According to Gallup’s latest annual Work and Education poll, 40% of US workers are worried that their job benefits will be cut in the near future. Only 28% are worried about pay cuts or losing their jobs and 26% are concerned that their hours will be reduced. Just 9% are worried that their jobs may be moved overseas.
In the 2009 poll, some 46% of US workers were concerned about losing their benefits, while 32% were worried about a salary cut. Only 27% were worried that their hours would be cut back and 31% were worried about losing their jobs. Gallup noted at the time that all of these were record highs since the poll was first taken in 1997.
This year’s poll also showed that college graduates were less concerned about all these issues than their less well-educated fellow workers. Benefits reductions weighed on 42% of non-graduates as opposed to 36% of graduates. Wage reductions and cutbacks in work hours also weighed more heavily on the minds of non-graduates.
Back in 2009, Gallup noted:
For the most part, American workers have never expressed a large degree of worry about these types of job-related setbacks, so the sharp increases in worry — even though this still represents the minority of U.S. workers — is notable.
And though the numbers are down, they remain high. What is most notable in 2012’s survey is that worries over pay cuts are actually higher than in 2009, and that the percentage of Americans who fear losing their jobs hasn’t improved all that much.

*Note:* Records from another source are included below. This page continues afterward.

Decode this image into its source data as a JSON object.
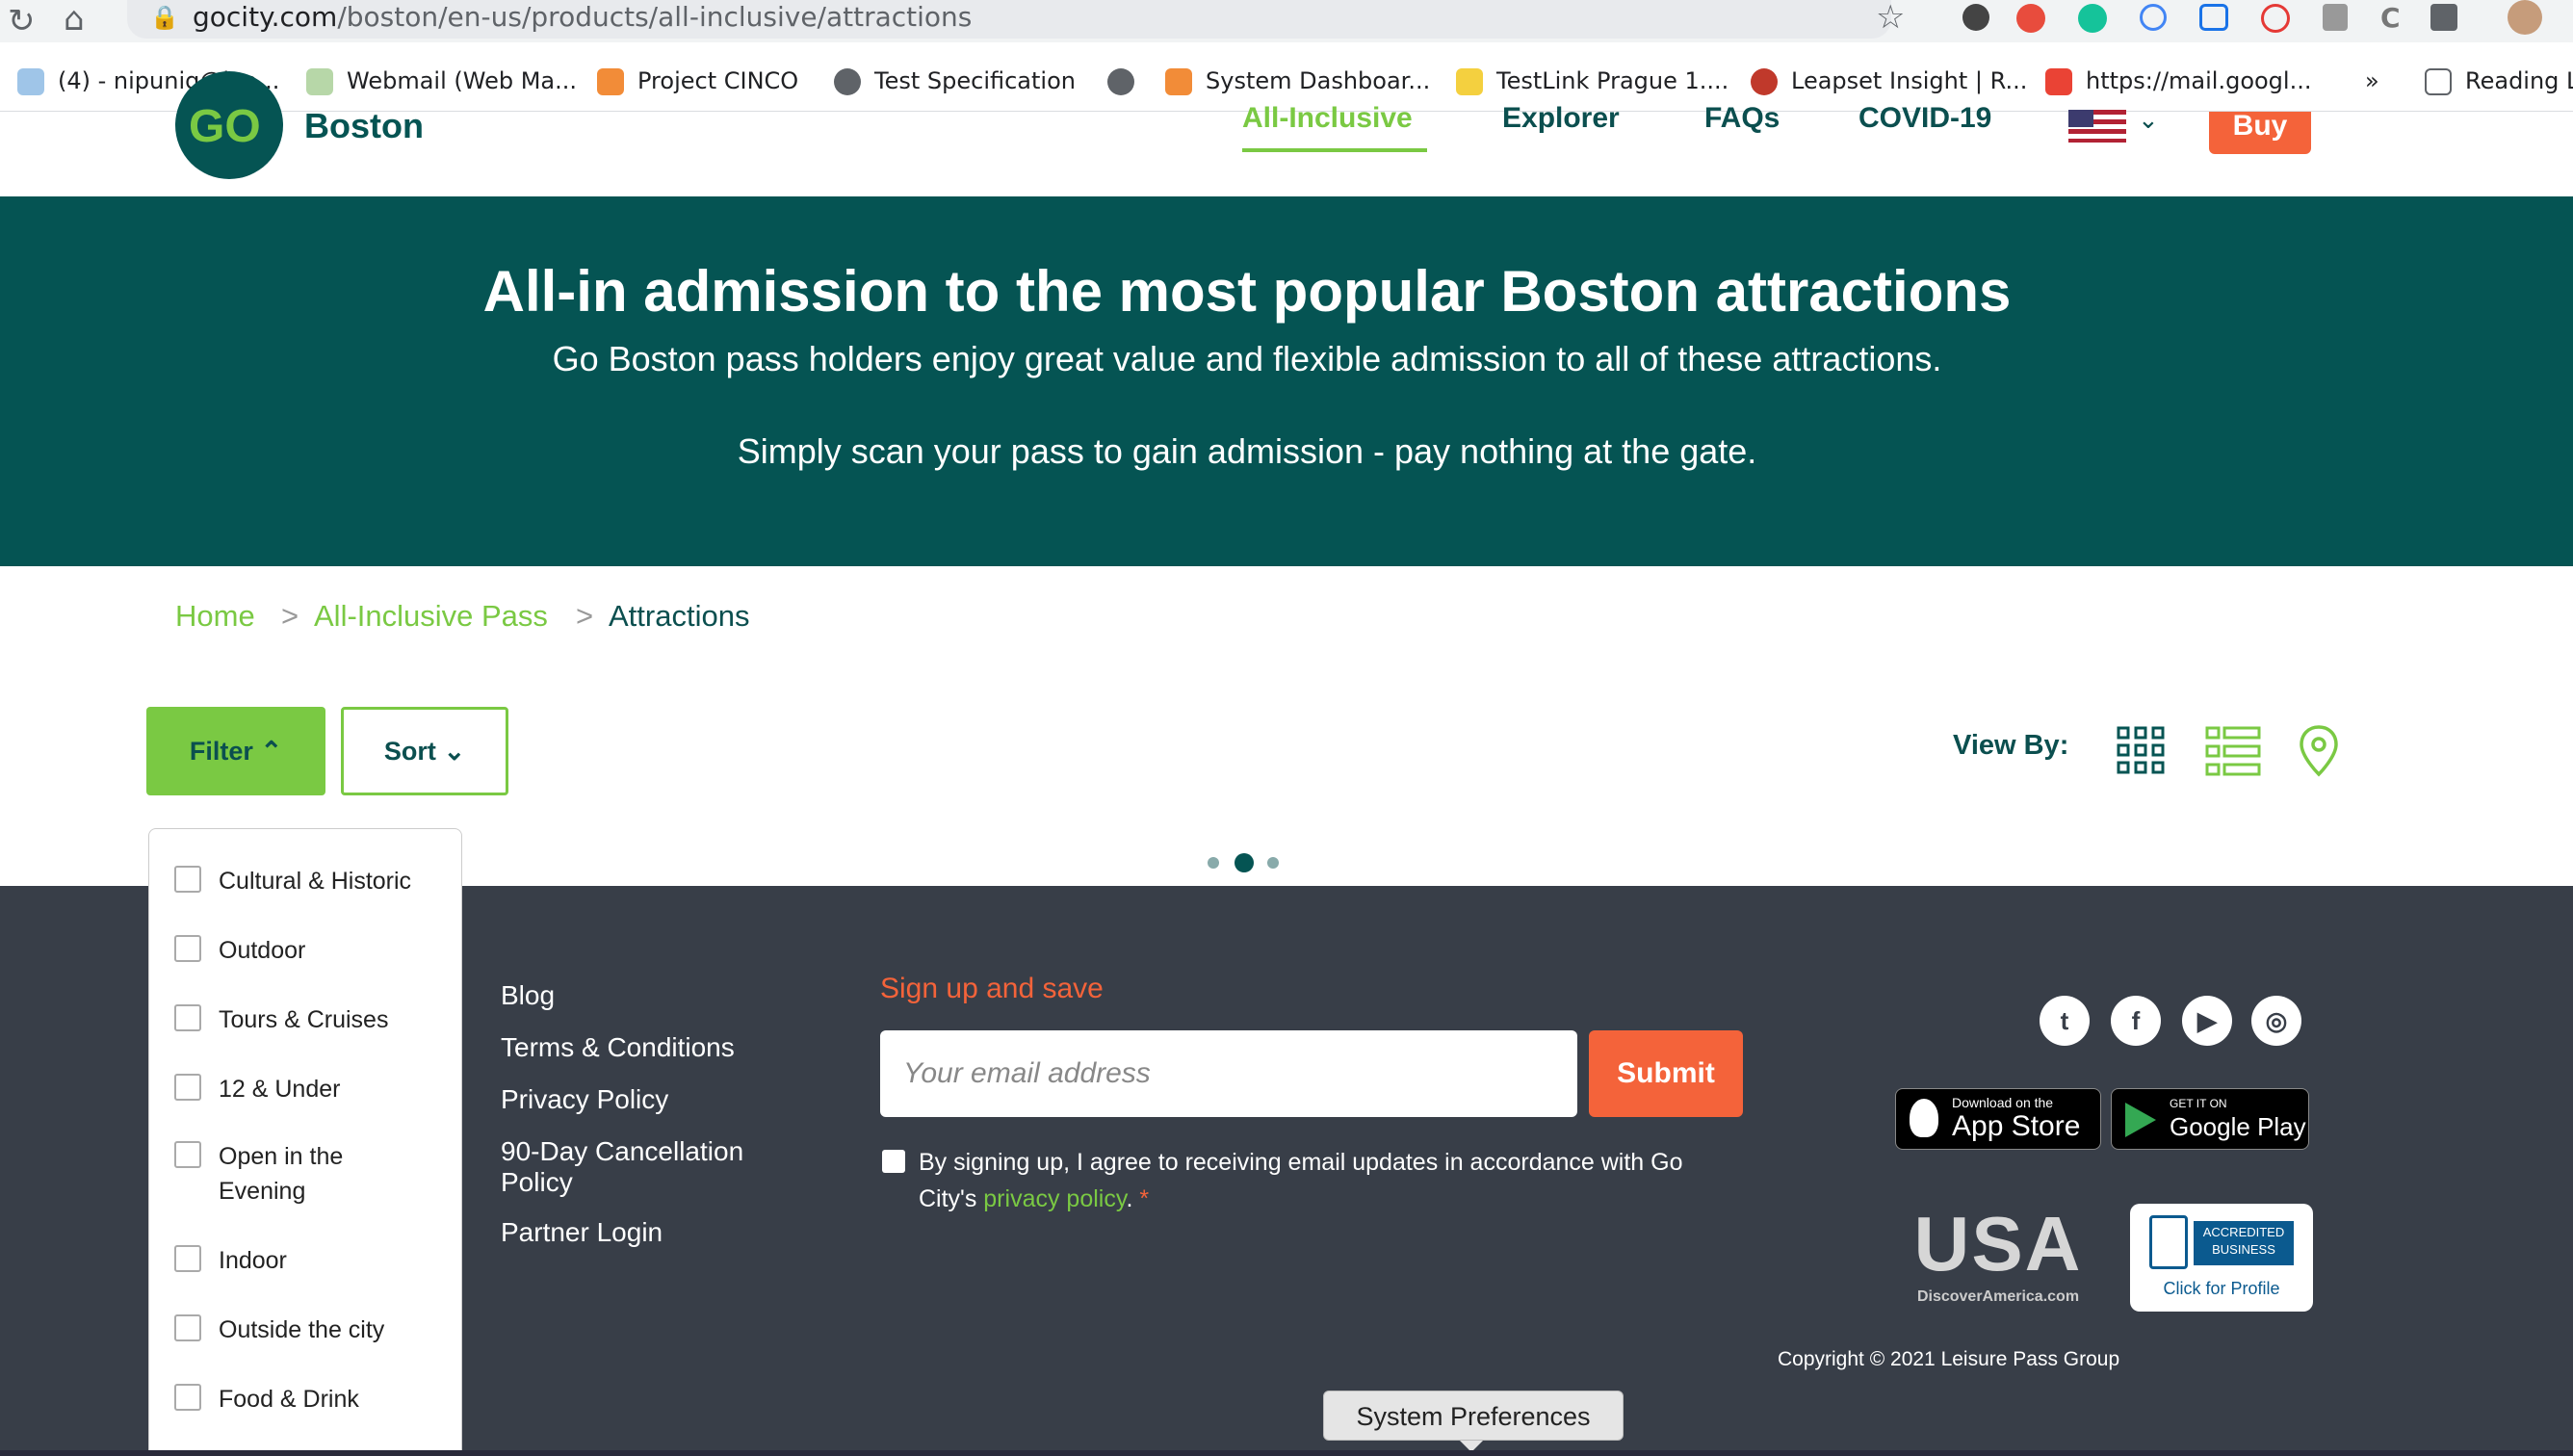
{
  "browser": {
    "url_host": "gocity.com",
    "url_path": "/boston/en-us/products/all-inclusive/attractions",
    "bookmarks": [
      "(4) - nipunig@lea...",
      "Webmail (Web Ma...",
      "Project CINCO",
      "Test Specification",
      "System Dashboar...",
      "TestLink Prague 1....",
      "Leapset Insight | R...",
      "https://mail.googl..."
    ],
    "overflow_label": "»",
    "reading_list": "Reading L"
  },
  "site": {
    "logo_text": "GO",
    "city": "Boston",
    "nav": [
      "All-Inclusive",
      "Explorer",
      "FAQs",
      "COVID-19"
    ],
    "buy_label": "Buy"
  },
  "hero": {
    "title": "All-in admission to the most popular Boston attractions",
    "subtitle": "Go Boston pass holders enjoy great value and flexible admission to all of these attractions.",
    "note": "Simply scan your pass to gain admission - pay nothing at the gate."
  },
  "breadcrumb": {
    "home": "Home",
    "sep": ">",
    "pass": "All-Inclusive Pass",
    "current": "Attractions"
  },
  "controls": {
    "filter_label": "Filter",
    "sort_label": "Sort",
    "view_by_label": "View By:"
  },
  "filter_options": [
    "Cultural & Historic",
    "Outdoor",
    "Tours & Cruises",
    "12 & Under",
    "Open in the Evening",
    "Indoor",
    "Outside the city",
    "Food & Drink"
  ],
  "footer": {
    "links": [
      "Blog",
      "Terms & Conditions",
      "Privacy Policy",
      "90-Day Cancellation Policy",
      "Partner Login"
    ],
    "signup_heading": "Sign up and save",
    "email_placeholder": "Your email address",
    "submit_label": "Submit",
    "consent_text": "By signing up, I agree to receiving email updates in accordance with Go City's",
    "privacy_link": "privacy policy",
    "consent_end": ".",
    "required_mark": "*",
    "app_store_small": "Download on the",
    "app_store_big": "App Store",
    "google_play_small": "GET IT ON",
    "google_play_big": "Google Play",
    "usa_badge": "USA",
    "usa_caption": "DiscoverAmerica.com",
    "bbb_line1": "ACCREDITED",
    "bbb_line2": "BUSINESS",
    "bbb_caption": "Click for Profile",
    "copyright": "Copyright © 2021 Leisure Pass Group"
  },
  "tooltip": "System Preferences",
  "colors": {
    "teal": "#055453",
    "green": "#7ac943",
    "orange": "#f4633a",
    "footer_bg": "#383e48"
  }
}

In 2008, only 15% of US workers were worried about losing their jobs, compared with 31% in 2009 and 28% this year.
If this is progress, it’s very modest progress and it’s moving at a snail’s pace.